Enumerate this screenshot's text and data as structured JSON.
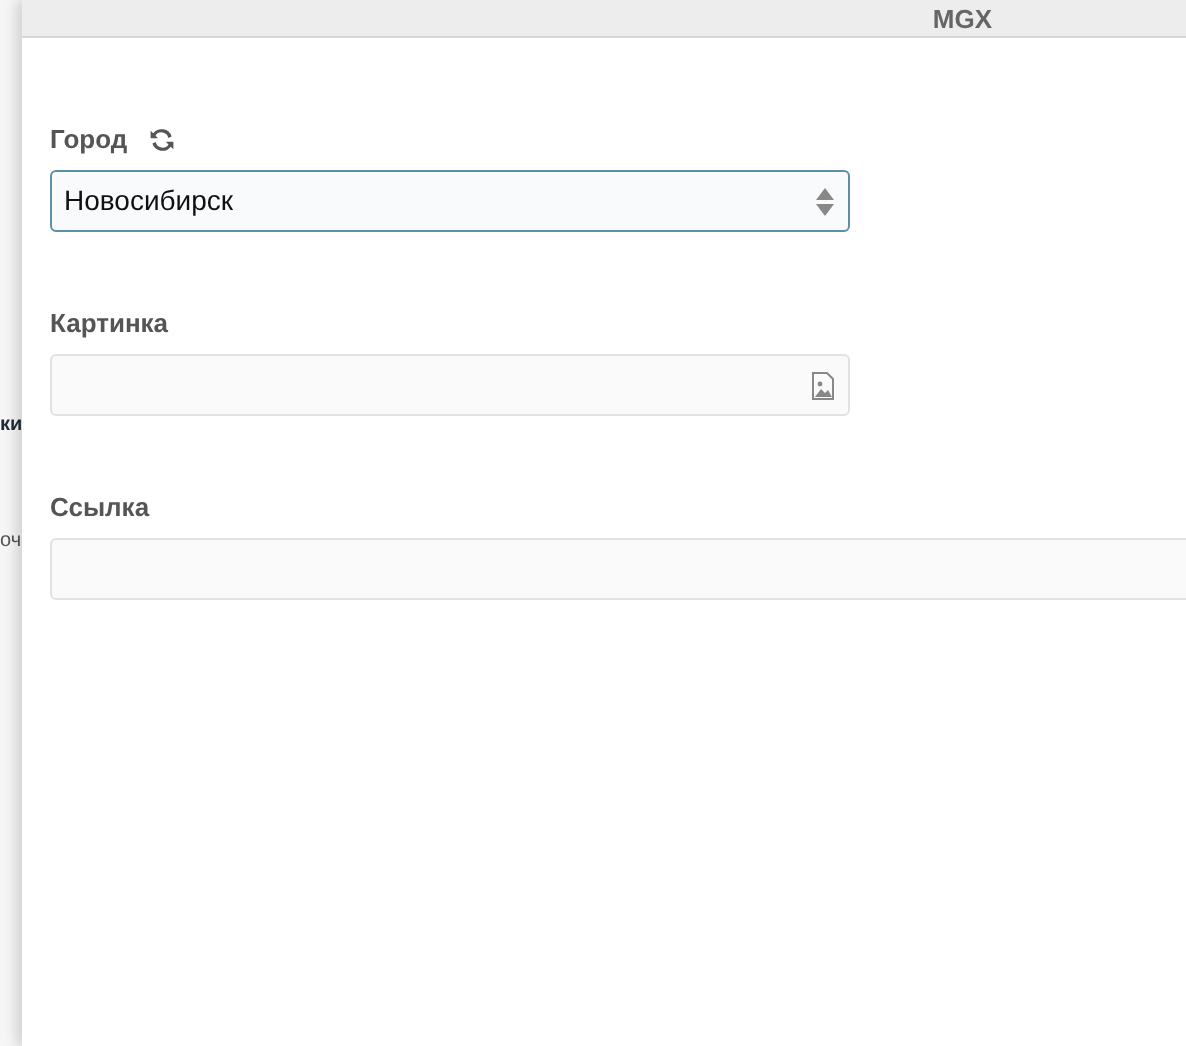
{
  "background_page": {
    "fragments": [
      {
        "text": "ки",
        "kind": "heading"
      },
      {
        "text": "оч",
        "kind": "body"
      }
    ]
  },
  "panel": {
    "header": {
      "title": "MGX"
    },
    "fields": [
      {
        "label": "Город",
        "kind": "select",
        "value": "Новосибирск",
        "refresh": true
      },
      {
        "label": "Картинка",
        "kind": "image",
        "refresh": false
      },
      {
        "label": "Ссылка",
        "kind": "text",
        "refresh": false
      }
    ]
  }
}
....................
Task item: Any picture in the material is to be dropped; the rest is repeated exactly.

Response below:
Enumerate this screenshot's text and data as structured JSON.
{
  "background_page": {
    "fragments": [
      {
        "text": "ки",
        "kind": "heading"
      },
      {
        "text": "оч",
        "kind": "body"
      }
    ]
  },
  "panel": {
    "header": {
      "title": "MGX"
    },
    "fields": [
      {
        "label": "Город",
        "kind": "select",
        "value": "Новосибирск",
        "refresh": true
      },
      {
        "label": "Картинка",
        "kind": "image",
        "refresh": false
      },
      {
        "label": "Ссылка",
        "kind": "text",
        "refresh": false
      }
    ]
  }
}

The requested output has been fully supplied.